Other names: Shawna Cooper, Woolly Mammoth director-in-residence and Yale School of Drama grad; May Adrales, artistic associate at The Public Theater and a Yale School of Drama grad; Tony Award-nominated director Liesl Tommy and freelance director Arin Arbus. Then there’s Elizabeth Williamson, current associate artistic director at Hartford Stage who helped nurture Matthew Lopez’s two-part play The Inheritance, which the theater commissioned and developed — and which is London’s current sensation. It will undoubtedly be New York’s next big thing — and bypass Connecticut.
Let’s not forget talented men, too: formerly the artistic director of Hartford Stage, Michael Wilson, who in the ’90s was associate artistic director of Houston’s Alley Theatre, would be a natural for that spot — or could he return to Hartford? Or New Haven? Other names mentioned include Scott Schwartz, now artistic director at Bay Street Theatre in Long Island’s Sag Harbor, who was a Hartford Stage finalist eight years ago. Maxwell Williams, associate artistic director under Wilson, is now artistic director of New Orleans’ Le Petit Theatre du Vieux Carre.
And Rob Ruggiero, producing artistic director of Hartford’s TheatreWorks and with a host of credits on Broadway and around the country, is a plum to be picked. Other names of note include director Michael Arden (Broadway’s Once on This Island) and Eric Tucker, creative force behind off-Broadway’s Bedlam.
It’s not just the status but the salary that makes the top artistic positions attractive. Over the past decade, while pay increased incrementally for actors and staffers, artistic directors have seen their income rise significantly. Edelstein’s salary and compensation for the fiscal year ending June 2017 was $228,000; for Tresnjak, $243,000. But the highest-paid nonprofit theater executive in the state is likely David Fay, CEO of the Hartford presenting house The Bushnell. For the 12-month period ending in June 2016, Fay’s salary/compensation was nearly $500,000.

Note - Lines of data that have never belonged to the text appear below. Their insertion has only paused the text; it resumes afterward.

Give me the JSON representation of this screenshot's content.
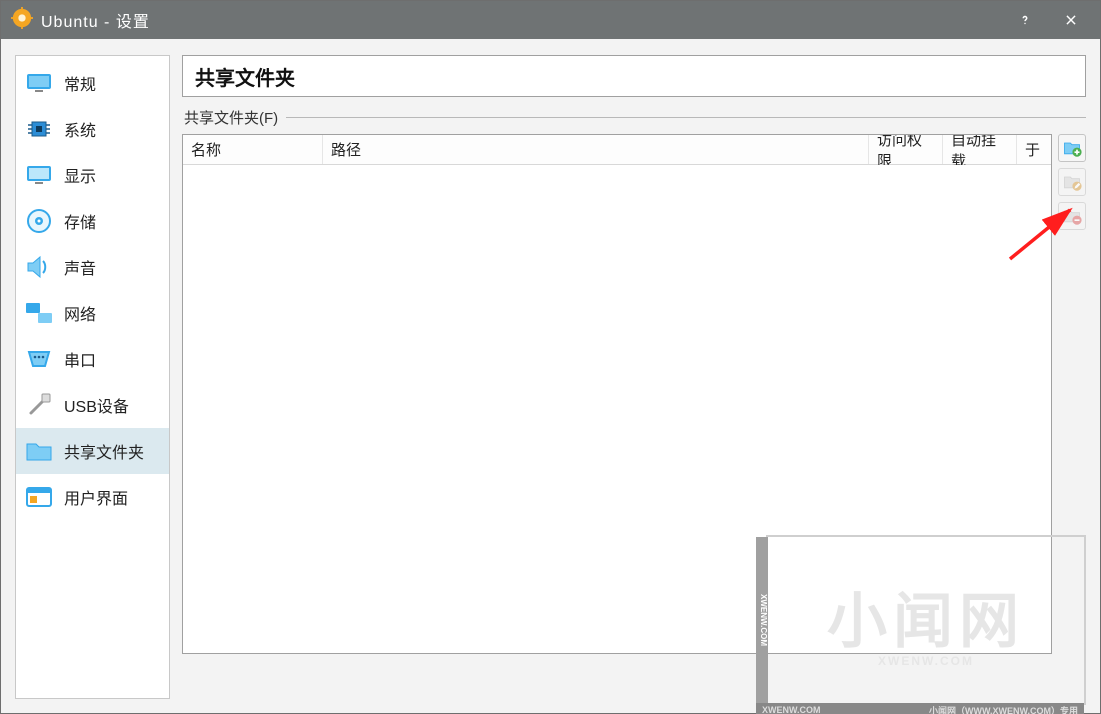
{
  "window": {
    "title": "Ubuntu - 设置"
  },
  "sidebar": {
    "items": [
      {
        "label": "常规",
        "icon": "general",
        "selected": false
      },
      {
        "label": "系统",
        "icon": "system",
        "selected": false
      },
      {
        "label": "显示",
        "icon": "display",
        "selected": false
      },
      {
        "label": "存储",
        "icon": "storage",
        "selected": false
      },
      {
        "label": "声音",
        "icon": "audio",
        "selected": false
      },
      {
        "label": "网络",
        "icon": "network",
        "selected": false
      },
      {
        "label": "串口",
        "icon": "serial",
        "selected": false
      },
      {
        "label": "USB设备",
        "icon": "usb",
        "selected": false
      },
      {
        "label": "共享文件夹",
        "icon": "folder",
        "selected": true
      },
      {
        "label": "用户界面",
        "icon": "ui",
        "selected": false
      }
    ]
  },
  "main": {
    "page_title": "共享文件夹",
    "group_label": "共享文件夹(F)",
    "columns": {
      "name": "名称",
      "path": "路径",
      "access": "访问权限",
      "mount": "自动挂载",
      "at": "于"
    },
    "rows": []
  },
  "watermark": {
    "big": "小闻网",
    "sub": "XWENW.COM",
    "strip": "XWENW.COM",
    "bottom_left": "XWENW.COM",
    "bottom_right": "小闻网（WWW.XWENW.COM）专用"
  }
}
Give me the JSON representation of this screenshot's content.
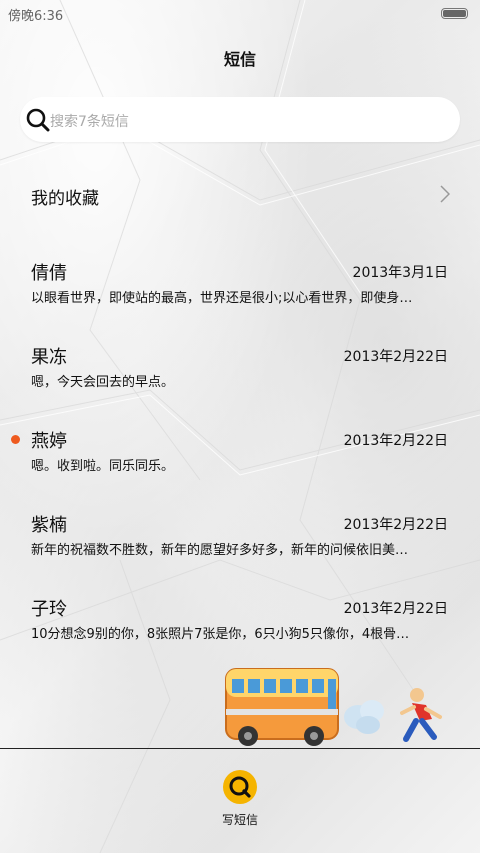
{
  "status_bar": {
    "time": "傍晚6:36"
  },
  "header": {
    "title": "短信"
  },
  "search": {
    "placeholder": "搜索7条短信"
  },
  "favorites": {
    "label": "我的收藏"
  },
  "conversations": [
    {
      "name": "倩倩",
      "date": "2013年3月1日",
      "preview": "以眼看世界，即使站的最高，世界还是很小;以心看世界，即使身…",
      "unread": false
    },
    {
      "name": "果冻",
      "date": "2013年2月22日",
      "preview": "嗯，今天会回去的早点。",
      "unread": false
    },
    {
      "name": "燕婷",
      "date": "2013年2月22日",
      "preview": "嗯。收到啦。同乐同乐。",
      "unread": true
    },
    {
      "name": "紫楠",
      "date": "2013年2月22日",
      "preview": "新年的祝福数不胜数，新年的愿望好多好多，新年的问候依旧美…",
      "unread": false
    },
    {
      "name": "子玲",
      "date": "2013年2月22日",
      "preview": "10分想念9别的你，8张照片7张是你，6只小狗5只像你，4根骨…",
      "unread": false
    }
  ],
  "bottom_bar": {
    "compose_label": "写短信"
  },
  "colors": {
    "unread_dot": "#ee5a1f",
    "compose_accent": "#f5b400"
  },
  "icons": [
    "search-icon",
    "chevron-right-icon",
    "bus-icon",
    "exhaust-cloud-icon",
    "running-person-icon",
    "compose-search-icon",
    "battery-icon"
  ]
}
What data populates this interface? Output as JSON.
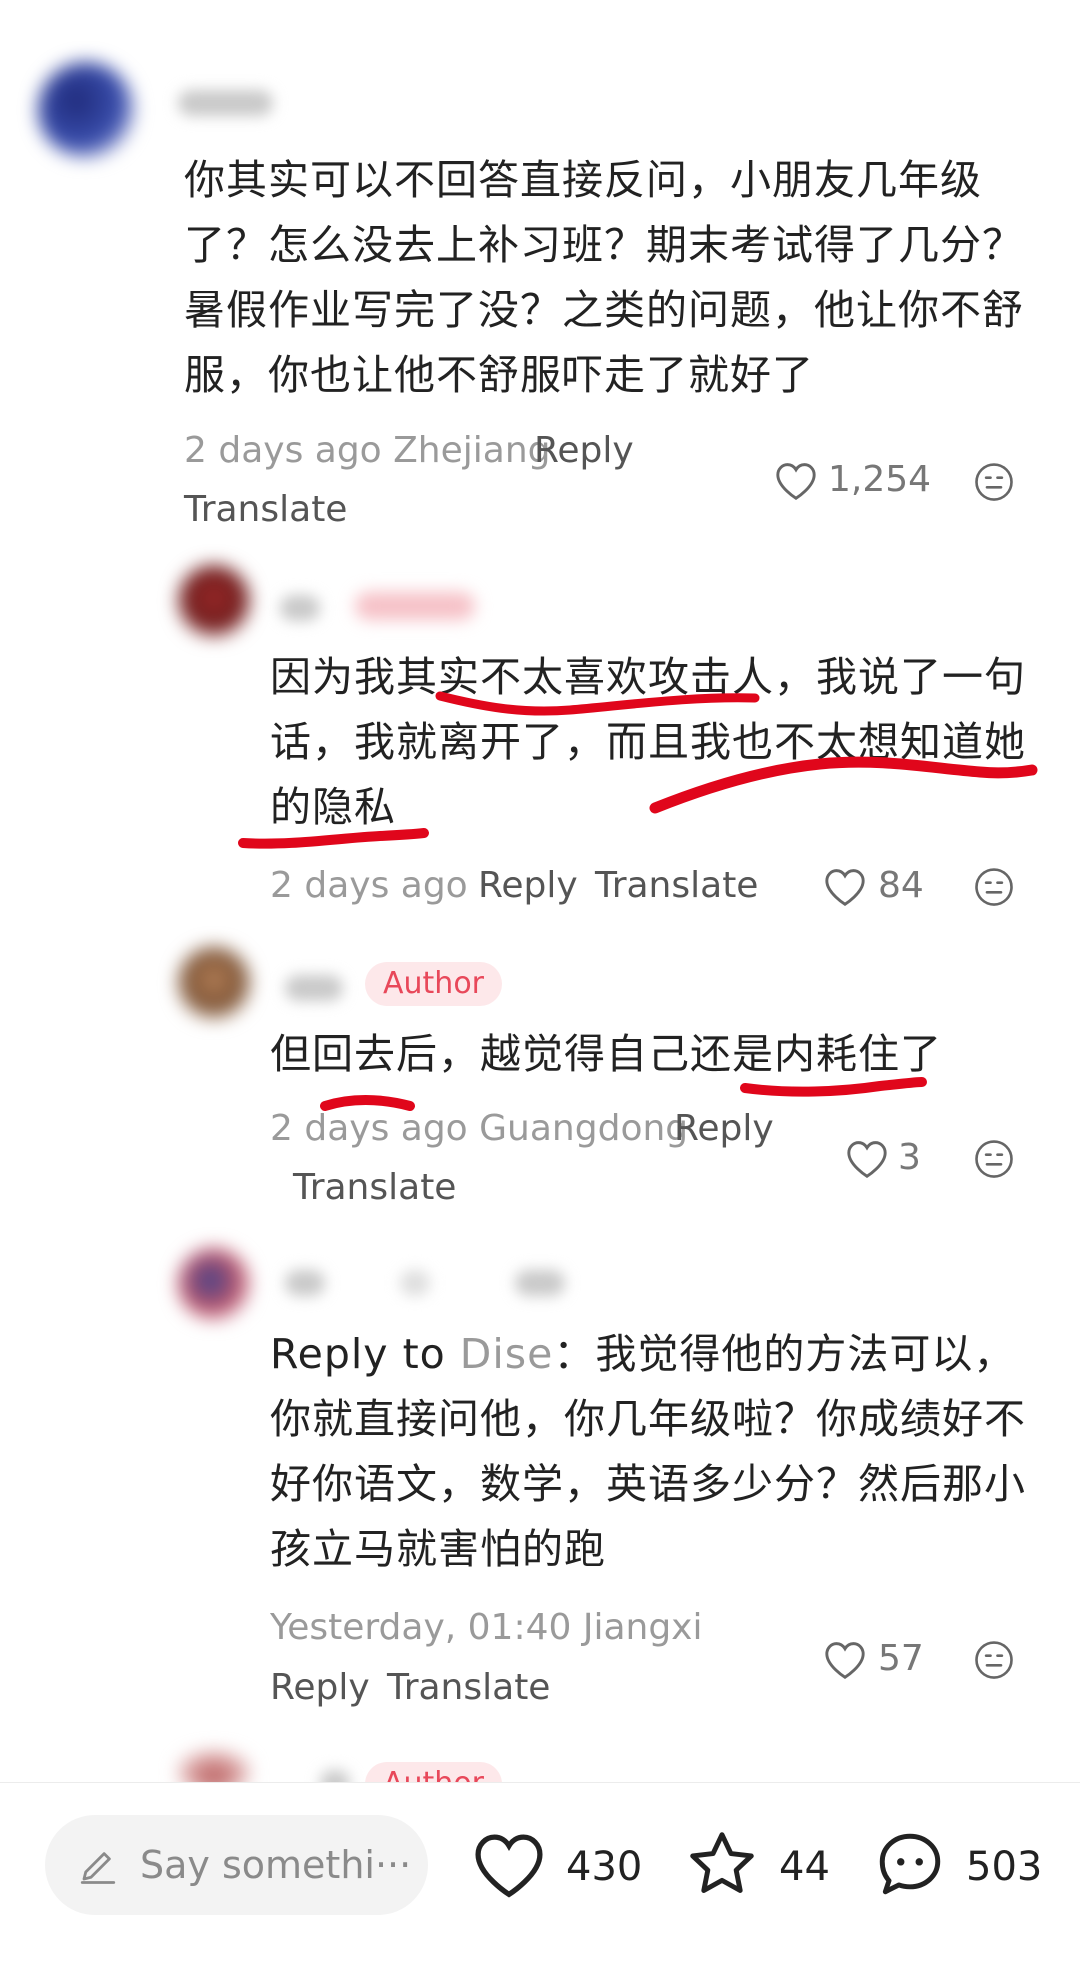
{
  "comments": [
    {
      "text": "你其实可以不回答直接反问，小朋友几年级了？怎么没去上补习班？期末考试得了几分？暑假作业写完了没？之类的问题，他让你不舒服，你也让他不舒服吓走了就好了",
      "meta": "2 days ago Zhejiang",
      "reply": "Reply",
      "translate": "Translate",
      "likes": "1,254"
    },
    {
      "text": "因为我其实不太喜欢攻击人，我说了一句话，我就离开了，而且我也不太想知道她的隐私",
      "meta": "2 days ago",
      "reply": "Reply",
      "translate": "Translate",
      "likes": "84"
    },
    {
      "badge": "Author",
      "text": "但回去后，越觉得自己还是内耗住了",
      "meta": "2 days ago Guangdong",
      "reply": "Reply",
      "translate": "Translate",
      "likes": "3"
    },
    {
      "reply_to_prefix": "Reply to",
      "reply_to_name": "Dise",
      "text": "：我觉得他的方法可以，你就直接问他，你几年级啦？你成绩好不好你语文，数学，英语多少分？然后那小孩立马就害怕的跑",
      "meta": "Yesterday, 01:40 Jiangxi",
      "reply": "Reply",
      "translate": "Translate",
      "likes": "57"
    },
    {
      "badge": "Author"
    }
  ],
  "bottom_bar": {
    "input_placeholder": "Say somethi···",
    "likes": "430",
    "favorites": "44",
    "comments": "503"
  },
  "colors": {
    "accent": "#e8485a",
    "underline": "#e0061b",
    "meta": "#9a9a9a"
  }
}
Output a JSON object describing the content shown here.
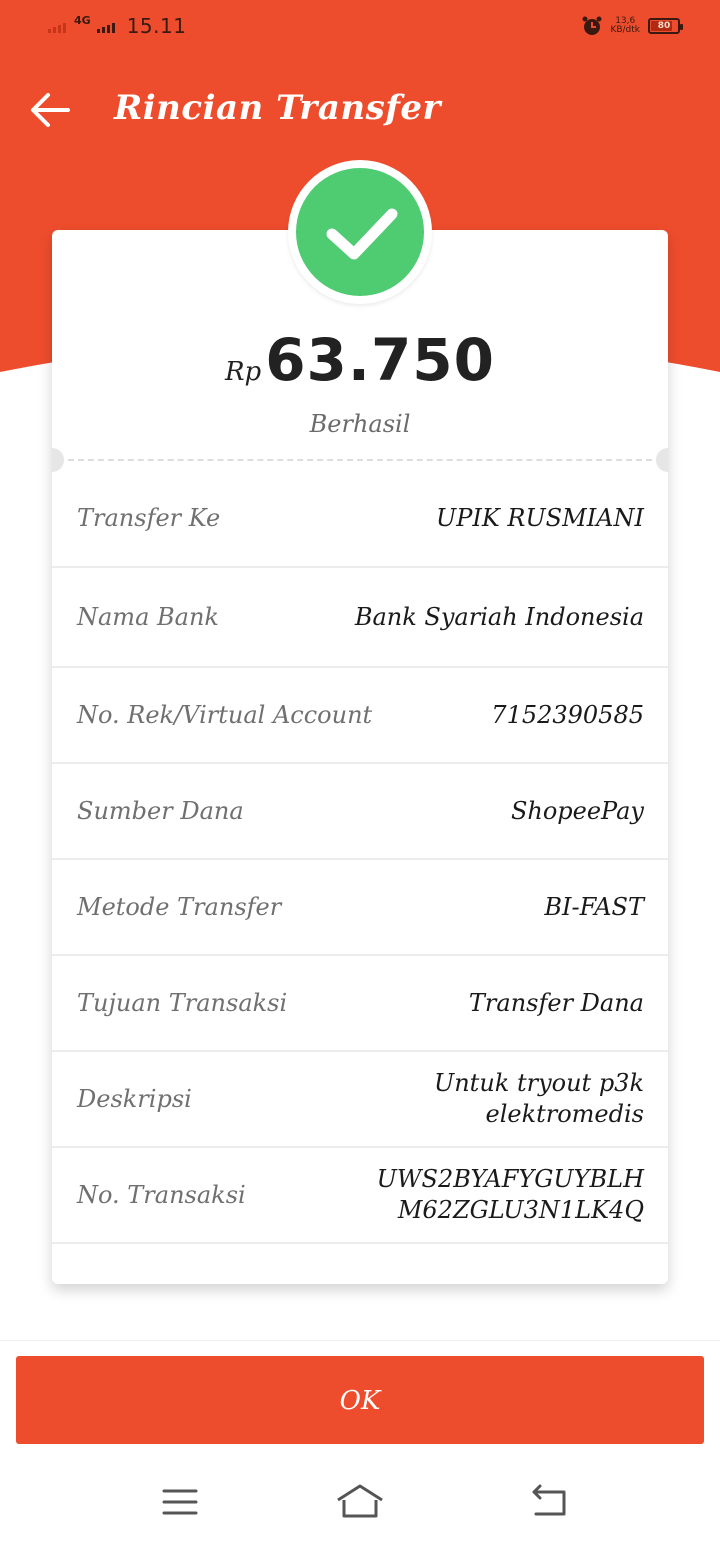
{
  "status_bar": {
    "network": "4G",
    "time": "15.11",
    "speed_value": "13,6",
    "speed_unit": "KB/dtk",
    "battery_level": 80,
    "battery_label": "80"
  },
  "header": {
    "title": "Rincian Transfer",
    "back_icon": "arrow-left-icon"
  },
  "summary": {
    "currency": "Rp",
    "amount": "63.750",
    "status": "Berhasil",
    "status_icon": "check-icon"
  },
  "details": [
    {
      "label": "Transfer Ke",
      "value": "UPIK RUSMIANI"
    },
    {
      "label": "Nama Bank",
      "value": "Bank Syariah Indonesia"
    },
    {
      "label": "No. Rek/Virtual Account",
      "value": "7152390585"
    },
    {
      "label": "Sumber Dana",
      "value": "ShopeePay"
    },
    {
      "label": "Metode Transfer",
      "value": "BI-FAST"
    },
    {
      "label": "Tujuan Transaksi",
      "value": "Transfer Dana"
    },
    {
      "label": "Deskripsi",
      "value_line1": "Untuk tryout p3k",
      "value_line2": "elektromedis"
    },
    {
      "label": "No. Transaksi",
      "value_line1": "UWS2BYAFYGUYBLH",
      "value_line2": "M62ZGLU3N1LK4Q"
    }
  ],
  "actions": {
    "ok_label": "OK"
  },
  "colors": {
    "brand": "#ee4d2d",
    "success": "#4fcb72"
  },
  "nav_icons": [
    "menu-icon",
    "home-icon",
    "back-icon"
  ]
}
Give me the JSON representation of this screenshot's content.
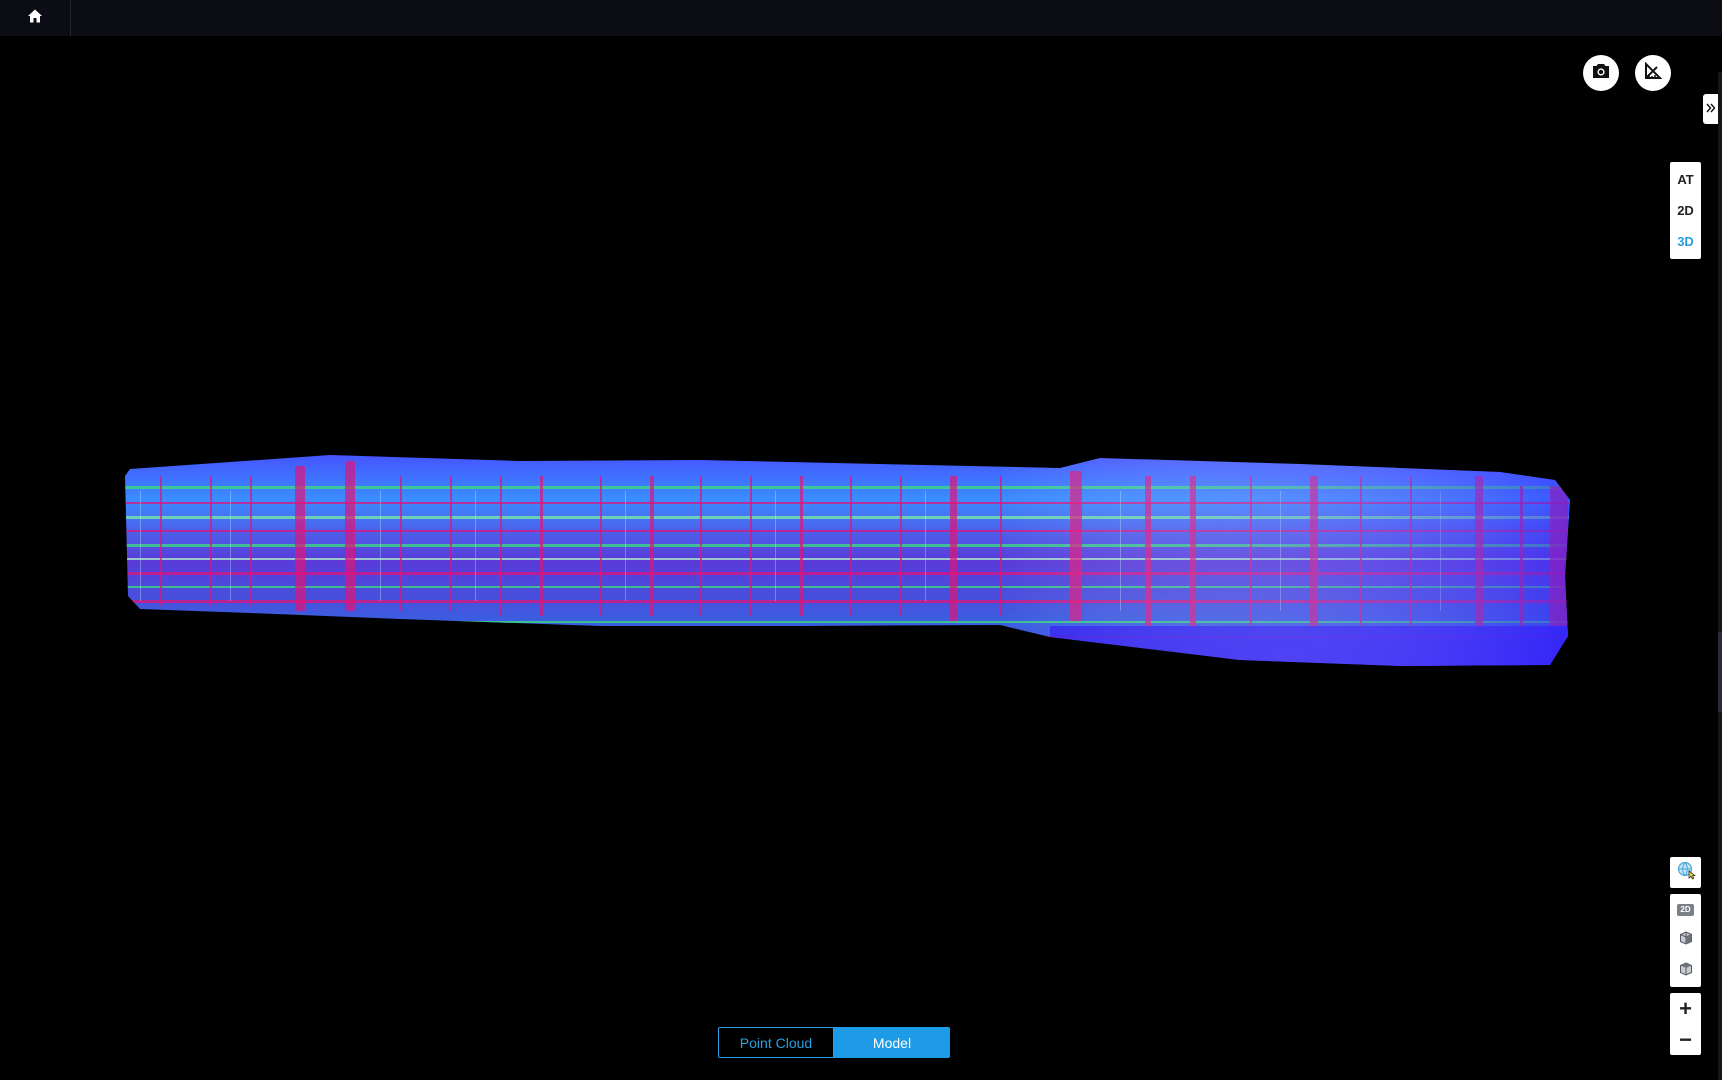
{
  "topbar": {
    "home_icon": "home-icon"
  },
  "tools": {
    "screenshot_icon": "camera-icon",
    "measure_icon": "ruler-triangle-icon",
    "collapse_icon": "double-chevron-right-icon"
  },
  "view_modes": [
    {
      "label": "AT",
      "active": false
    },
    {
      "label": "2D",
      "active": false
    },
    {
      "label": "3D",
      "active": true
    }
  ],
  "bottom_controls": {
    "layers_icon": "globe-layers-icon",
    "view_2d_label": "2D",
    "view_2d_icon": "map-2d-icon",
    "view_side_icon": "cube-side-icon",
    "view_iso_icon": "cube-iso-icon",
    "zoom_in_label": "+",
    "zoom_out_label": "−"
  },
  "render_toggle": {
    "point_cloud_label": "Point Cloud",
    "model_label": "Model",
    "selected": "Model"
  },
  "colors": {
    "accent": "#1e9be6",
    "topbar_bg": "#0c0d14",
    "viewport_bg": "#000000",
    "model_blue": "#3a35ff",
    "model_magenta": "#e0157a",
    "model_green": "#3de07a"
  }
}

EDI aside, also necessary is artistic leadership that will excite the box office — as well as major donors. Hartford Stage did well the last few hires. Wilson gave the theater a burst of energy, community focus and big ideas and initiatives. Tresnjak laid a foundation of dazzling Shakespearean productions, brought in commercially minded musicals, fostered new works and, like Wilson, attracted stars (Mikhail Baryshnikov and Kevin Bacon among them).
But what’s next? Hartford Stage is interested in greater community engagement — but it also doesn’t want to lose its national network, legacy cachet and magnet for big names. Fundraising and new revenue streams will be increasingly vital as the old business model for nonprofit theaters — created when the regional theater movement began — is failing. And though its physical theater is finally upgraded, Hartford Stage is still limited by having a single, 500-seat theater.
Stronger connections to community is much on the minds of Long Wharf board members, too. Meanwhile, the theater is part of a consortium with New Haven’s Shubert Theatre and Albertus Magnus College that is bidding to take over a former nightclub space in downtown New Haven and turn it into a 200-seat theater and a 90-seat cabaret space.
Announcements of the two theaters’ new artistic leaders are expected around the end of the year. Then the stages will be set for further big changes.